John Wilkes Booth Escape Route Tour
We are the only company that delivers a private John Wilkes Booth Escape Route Tour! Your guide is a Lincoln Assassination historian and expert on all of Booth and Herold’s haunts along their flight path. This is an intimate tour for up to six of your friends or family. This experiential tour for is a must for Lincoln assassination buffs or those with an interest in Civil War history. Experience the full story!
Chase John Wilkes Booth and his accomplice David Herold on their flight from Washington City and pursuing Federal manhunt.

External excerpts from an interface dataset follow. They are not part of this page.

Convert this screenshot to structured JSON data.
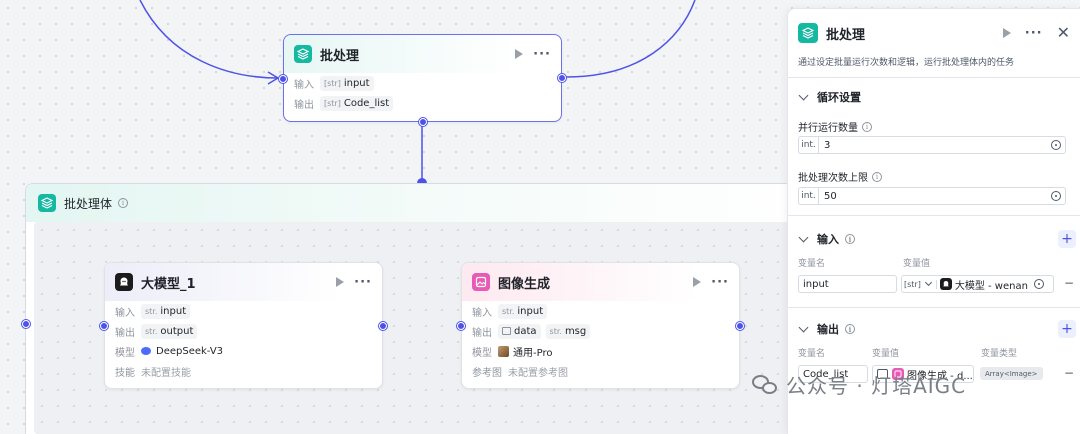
{
  "batch_node": {
    "title": "批处理",
    "input_label": "输入",
    "input_type": "[str]",
    "input_value": "input",
    "output_label": "输出",
    "output_type": "[str]",
    "output_value": "Code_list"
  },
  "group": {
    "title": "批处理体",
    "info": "i"
  },
  "llm_node": {
    "title": "大模型_1",
    "input_label": "输入",
    "input_type": "str.",
    "input_value": "input",
    "output_label": "输出",
    "output_type": "str.",
    "output_value": "output",
    "model_label": "模型",
    "model_value": "DeepSeek-V3",
    "skill_label": "技能",
    "skill_value": "未配置技能"
  },
  "image_node": {
    "title": "图像生成",
    "input_label": "输入",
    "input_type": "str.",
    "input_value": "input",
    "output_label": "输出",
    "output_value_1": "data",
    "output_type_2": "str.",
    "output_value_2": "msg",
    "model_label": "模型",
    "model_value": "通用-Pro",
    "ref_label": "参考图",
    "ref_value": "未配置参考图"
  },
  "panel": {
    "title": "批处理",
    "description": "通过设定批量运行次数和逻辑，运行批处理体内的任务",
    "loop_section": "循环设置",
    "parallel_label": "并行运行数量",
    "parallel_prefix": "int.",
    "parallel_value": "3",
    "max_label": "批处理次数上限",
    "max_prefix": "int.",
    "max_value": "50",
    "input_section": "输入",
    "input_col_name": "变量名",
    "input_col_value": "变量值",
    "input_var_name": "input",
    "input_var_type": "[str]",
    "input_var_ref": "大模型 - wenan",
    "output_section": "输出",
    "output_col_name": "变量名",
    "output_col_value": "变量值",
    "output_col_type": "变量类型",
    "output_var_name": "Code_list",
    "output_var_ref": "图像生成 - d...",
    "output_var_type": "Array<Image>"
  },
  "watermark": "公众号 · 灯塔AIGC",
  "colors": {
    "accent": "#4d53e8",
    "batch_icon": "#15b8a0",
    "image_icon": "#e85ab6",
    "llm_icon": "#1c1c1f"
  }
}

Begin the day with pickup by luxury car at your lodging location. Your journey will begin at Ford’s Theatre. The flight continues as we visit Surratt’s Tavern and discover where Booth hid his weapons. If lunch during the day is desired, we recommend The New York Italian Deli where tasty sandwiches can be enjoyed for take away. We will then navigate to Dr. Mudd’s Home for a guided tour of the farm house where Booth had his broken leg set hours after the assassination. As time allows, we continue to Rich Hill, where Samuel Cox hid them in a nearby Pine Thicket for several days. There they met Thomas Jones who delivered them food and newspapers until he secreted them to the riverbank at night to attempt a crossing into Virginia. Escape haunts in the northern neck of Virginia, including the site of their capture will be investigated. At the end of the manhunt, we recommend a stop at Horne’s for a dish of Hershey’s ice cream before heading back to Washington City.

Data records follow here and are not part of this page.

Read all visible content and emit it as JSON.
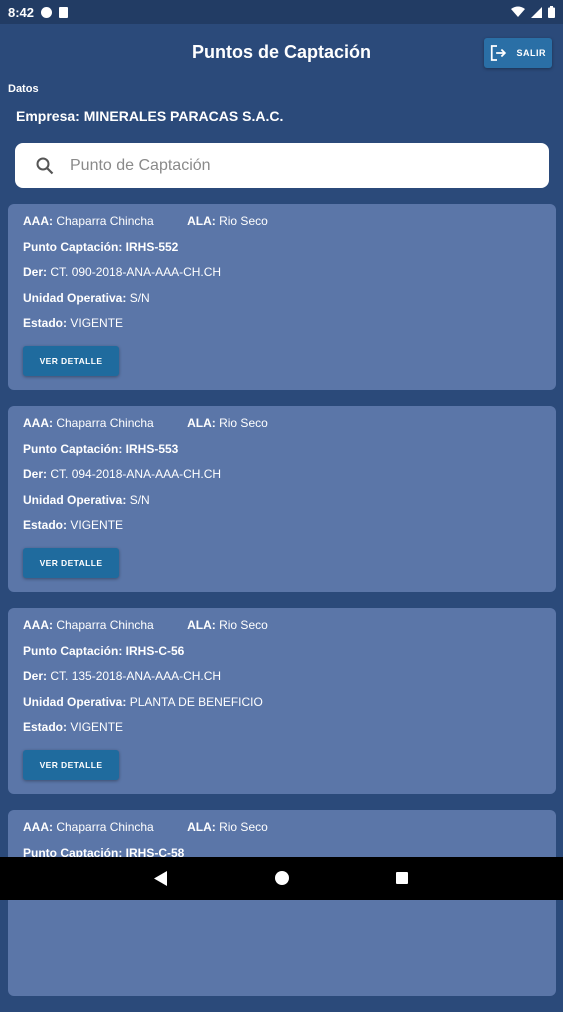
{
  "status_bar": {
    "time": "8:42"
  },
  "header": {
    "title": "Puntos de Captación",
    "logout_label": "SALIR"
  },
  "datos": {
    "section_label": "Datos",
    "empresa_label": "Empresa:",
    "empresa_value": "MINERALES PARACAS S.A.C."
  },
  "search": {
    "placeholder": "Punto de Captación"
  },
  "labels": {
    "aaa": "AAA:",
    "ala": "ALA:",
    "punto": "Punto Captación:",
    "der": "Der:",
    "unidad": "Unidad Operativa:",
    "estado": "Estado:",
    "detail_button": "VER DETALLE"
  },
  "points": [
    {
      "aaa": "Chaparra Chincha",
      "ala": "Rio Seco",
      "punto": "IRHS-552",
      "der": "CT. 090-2018-ANA-AAA-CH.CH",
      "unidad": "S/N",
      "estado": "VIGENTE"
    },
    {
      "aaa": "Chaparra Chincha",
      "ala": "Rio Seco",
      "punto": "IRHS-553",
      "der": "CT. 094-2018-ANA-AAA-CH.CH",
      "unidad": "S/N",
      "estado": "VIGENTE"
    },
    {
      "aaa": "Chaparra Chincha",
      "ala": "Rio Seco",
      "punto": "IRHS-C-56",
      "der": "CT. 135-2018-ANA-AAA-CH.CH",
      "unidad": "PLANTA DE BENEFICIO",
      "estado": "VIGENTE"
    },
    {
      "aaa": "Chaparra Chincha",
      "ala": "Rio Seco",
      "punto": "IRHS-C-58",
      "der": "",
      "unidad": "",
      "estado": ""
    }
  ],
  "colors": {
    "background": "#2b4a7a",
    "card": "#5b76a8",
    "button": "#1f6b9e",
    "search_bg": "#ffffff"
  },
  "icons": {
    "search": "search-icon",
    "logout": "logout-icon",
    "wifi": "wifi-icon",
    "battery": "battery-icon"
  }
}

Fun Fact!: Everton Conger, the leader of the 16th New York cavalry detachment who found Booth, has earlier been nursed to health from a war wound by Clara Barton. Barton moved to Europe after the war and there in 1870 learned of the International Red Cross based on the Geneva Treaty. She returned and tirelessly worked to gather support for ratification of the Geneva Treaty most conspicuously with Conger’s brother, Congressman Omar Conger. Congressman Conger was skeptical of the Geneva Treaty but warmed to it when Barton told him of the care she rendered her brother in the late war. The American Red Cross was established at Congressman Conger’s home in Washington, Articles of Incorporation submitted on October 1, 1881, and recorded on October 7, 1881 by the city’s Recorder of Deeds – Frederick Douglass.

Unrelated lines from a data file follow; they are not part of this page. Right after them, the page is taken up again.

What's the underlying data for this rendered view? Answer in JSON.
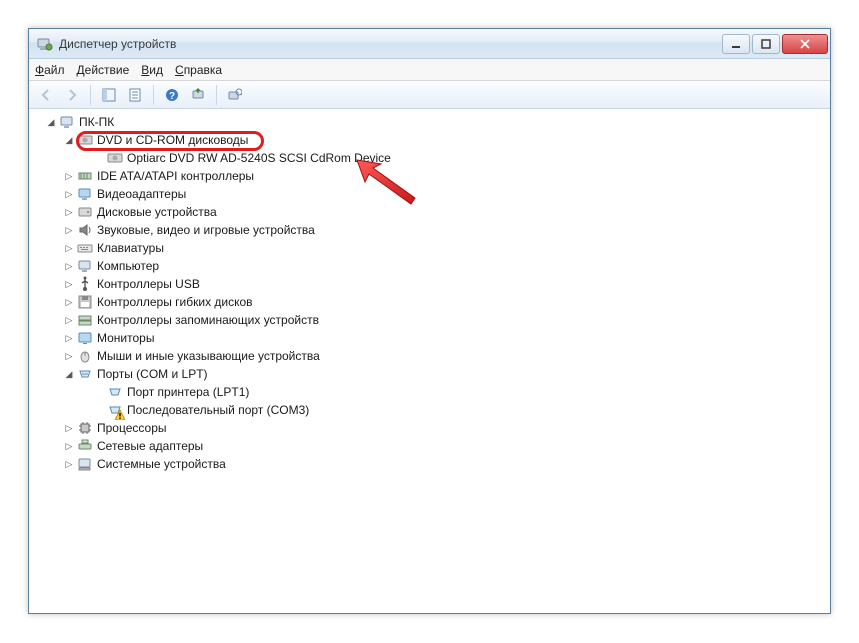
{
  "window": {
    "title": "Диспетчер устройств"
  },
  "menu": {
    "file": "Файл",
    "action": "Действие",
    "view": "Вид",
    "help": "Справка"
  },
  "toolbar": {
    "back": "Назад",
    "forward": "Вперед",
    "props": "Свойства",
    "list": "Показать/скрыть дерево",
    "help": "Справка",
    "scan": "Обновить конфигурацию оборудования",
    "legacy": "Установить старое устройство"
  },
  "tree": {
    "root": "ПК-ПК",
    "dvd": {
      "label": "DVD и CD-ROM дисководы",
      "child": "Optiarc DVD RW AD-5240S SCSI CdRom Device"
    },
    "ide": "IDE ATA/ATAPI контроллеры",
    "video": "Видеоадаптеры",
    "disk": "Дисковые устройства",
    "sound": "Звуковые, видео и игровые устройства",
    "keyboard": "Клавиатуры",
    "computer": "Компьютер",
    "usb": "Контроллеры USB",
    "floppy": "Контроллеры гибких дисков",
    "storage": "Контроллеры запоминающих устройств",
    "monitor": "Мониторы",
    "mouse": "Мыши и иные указывающие устройства",
    "ports": {
      "label": "Порты (COM и LPT)",
      "lpt": "Порт принтера (LPT1)",
      "com": "Последовательный порт (COM3)"
    },
    "cpu": "Процессоры",
    "net": "Сетевые адаптеры",
    "system": "Системные устройства"
  }
}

Due to distance between waypoints of the Booth Escape Tour, the length of the tour averages 8 ½ hours.